Data excerpts:
╔══

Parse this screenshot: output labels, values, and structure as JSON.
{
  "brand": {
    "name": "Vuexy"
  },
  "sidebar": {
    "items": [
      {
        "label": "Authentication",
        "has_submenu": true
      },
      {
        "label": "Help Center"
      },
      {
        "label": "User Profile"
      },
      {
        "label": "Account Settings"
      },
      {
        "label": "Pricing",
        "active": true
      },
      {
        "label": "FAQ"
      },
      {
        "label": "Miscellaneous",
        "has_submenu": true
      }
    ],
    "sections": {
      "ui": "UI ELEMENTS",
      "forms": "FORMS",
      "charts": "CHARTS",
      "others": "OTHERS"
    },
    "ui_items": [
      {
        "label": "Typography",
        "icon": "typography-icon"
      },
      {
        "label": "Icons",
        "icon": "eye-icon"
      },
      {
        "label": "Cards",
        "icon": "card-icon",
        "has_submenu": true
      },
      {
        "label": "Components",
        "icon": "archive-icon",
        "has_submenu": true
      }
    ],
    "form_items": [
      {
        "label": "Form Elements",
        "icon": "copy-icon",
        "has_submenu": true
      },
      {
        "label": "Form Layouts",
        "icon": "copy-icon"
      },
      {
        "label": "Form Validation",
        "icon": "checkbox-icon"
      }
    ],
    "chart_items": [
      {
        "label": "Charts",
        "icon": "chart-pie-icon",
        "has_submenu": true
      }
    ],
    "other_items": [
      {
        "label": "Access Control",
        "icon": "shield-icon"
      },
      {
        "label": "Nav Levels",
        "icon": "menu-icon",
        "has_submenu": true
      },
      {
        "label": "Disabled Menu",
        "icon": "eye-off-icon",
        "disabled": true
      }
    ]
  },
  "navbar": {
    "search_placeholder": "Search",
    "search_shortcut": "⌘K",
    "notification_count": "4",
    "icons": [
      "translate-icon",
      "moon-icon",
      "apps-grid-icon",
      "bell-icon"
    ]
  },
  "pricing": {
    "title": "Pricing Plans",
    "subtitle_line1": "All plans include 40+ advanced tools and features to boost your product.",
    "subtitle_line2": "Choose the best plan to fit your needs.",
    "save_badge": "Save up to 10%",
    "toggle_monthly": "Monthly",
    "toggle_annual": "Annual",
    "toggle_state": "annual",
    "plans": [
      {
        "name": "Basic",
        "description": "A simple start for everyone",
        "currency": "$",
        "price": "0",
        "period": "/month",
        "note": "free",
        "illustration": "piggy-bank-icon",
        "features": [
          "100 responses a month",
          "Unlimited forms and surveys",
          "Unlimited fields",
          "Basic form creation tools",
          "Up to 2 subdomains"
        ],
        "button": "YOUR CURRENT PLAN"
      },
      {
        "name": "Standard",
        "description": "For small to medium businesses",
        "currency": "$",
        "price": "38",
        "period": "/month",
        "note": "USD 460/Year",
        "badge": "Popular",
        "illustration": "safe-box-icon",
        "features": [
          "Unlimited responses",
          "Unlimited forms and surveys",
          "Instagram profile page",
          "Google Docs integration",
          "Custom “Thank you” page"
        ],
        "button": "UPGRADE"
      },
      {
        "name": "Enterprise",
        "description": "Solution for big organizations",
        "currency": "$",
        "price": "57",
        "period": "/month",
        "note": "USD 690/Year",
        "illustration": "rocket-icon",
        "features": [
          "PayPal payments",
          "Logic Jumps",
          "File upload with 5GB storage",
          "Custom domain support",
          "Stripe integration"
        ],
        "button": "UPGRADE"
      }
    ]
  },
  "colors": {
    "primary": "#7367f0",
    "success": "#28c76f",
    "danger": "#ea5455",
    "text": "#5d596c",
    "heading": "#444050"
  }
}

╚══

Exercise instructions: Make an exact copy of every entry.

Answer for this exercise:
Parse this screenshot: output labels, values, and structure as JSON.
{
  "brand": {
    "name": "Vuexy"
  },
  "sidebar": {
    "items": [
      {
        "label": "Authentication",
        "has_submenu": true
      },
      {
        "label": "Help Center"
      },
      {
        "label": "User Profile"
      },
      {
        "label": "Account Settings"
      },
      {
        "label": "Pricing",
        "active": true
      },
      {
        "label": "FAQ"
      },
      {
        "label": "Miscellaneous",
        "has_submenu": true
      }
    ],
    "sections": {
      "ui": "UI ELEMENTS",
      "forms": "FORMS",
      "charts": "CHARTS",
      "others": "OTHERS"
    },
    "ui_items": [
      {
        "label": "Typography",
        "icon": "typography-icon"
      },
      {
        "label": "Icons",
        "icon": "eye-icon"
      },
      {
        "label": "Cards",
        "icon": "card-icon",
        "has_submenu": true
      },
      {
        "label": "Components",
        "icon": "archive-icon",
        "has_submenu": true
      }
    ],
    "form_items": [
      {
        "label": "Form Elements",
        "icon": "copy-icon",
        "has_submenu": true
      },
      {
        "label": "Form Layouts",
        "icon": "copy-icon"
      },
      {
        "label": "Form Validation",
        "icon": "checkbox-icon"
      }
    ],
    "chart_items": [
      {
        "label": "Charts",
        "icon": "chart-pie-icon",
        "has_submenu": true
      }
    ],
    "other_items": [
      {
        "label": "Access Control",
        "icon": "shield-icon"
      },
      {
        "label": "Nav Levels",
        "icon": "menu-icon",
        "has_submenu": true
      },
      {
        "label": "Disabled Menu",
        "icon": "eye-off-icon",
        "disabled": true
      }
    ]
  },
  "navbar": {
    "search_placeholder": "Search",
    "search_shortcut": "⌘K",
    "notification_count": "4",
    "icons": [
      "translate-icon",
      "moon-icon",
      "apps-grid-icon",
      "bell-icon"
    ]
  },
  "pricing": {
    "title": "Pricing Plans",
    "subtitle_line1": "All plans include 40+ advanced tools and features to boost your product.",
    "subtitle_line2": "Choose the best plan to fit your needs.",
    "save_badge": "Save up to 10%",
    "toggle_monthly": "Monthly",
    "toggle_annual": "Annual",
    "toggle_state": "annual",
    "plans": [
      {
        "name": "Basic",
        "description": "A simple start for everyone",
        "currency": "$",
        "price": "0",
        "period": "/month",
        "note": "free",
        "illustration": "piggy-bank-icon",
        "features": [
          "100 responses a month",
          "Unlimited forms and surveys",
          "Unlimited fields",
          "Basic form creation tools",
          "Up to 2 subdomains"
        ],
        "button": "YOUR CURRENT PLAN"
      },
      {
        "name": "Standard",
        "description": "For small to medium businesses",
        "currency": "$",
        "price": "38",
        "period": "/month",
        "note": "USD 460/Year",
        "badge": "Popular",
        "illustration": "safe-box-icon",
        "features": [
          "Unlimited responses",
          "Unlimited forms and surveys",
          "Instagram profile page",
          "Google Docs integration",
          "Custom “Thank you” page"
        ],
        "button": "UPGRADE"
      },
      {
        "name": "Enterprise",
        "description": "Solution for big organizations",
        "currency": "$",
        "price": "57",
        "period": "/month",
        "note": "USD 690/Year",
        "illustration": "rocket-icon",
        "features": [
          "PayPal payments",
          "Logic Jumps",
          "File upload with 5GB storage",
          "Custom domain support",
          "Stripe integration"
        ],
        "button": "UPGRADE"
      }
    ]
  },
  "colors": {
    "primary": "#7367f0",
    "success": "#28c76f",
    "danger": "#ea5455",
    "text": "#5d596c",
    "heading": "#444050"
  }
}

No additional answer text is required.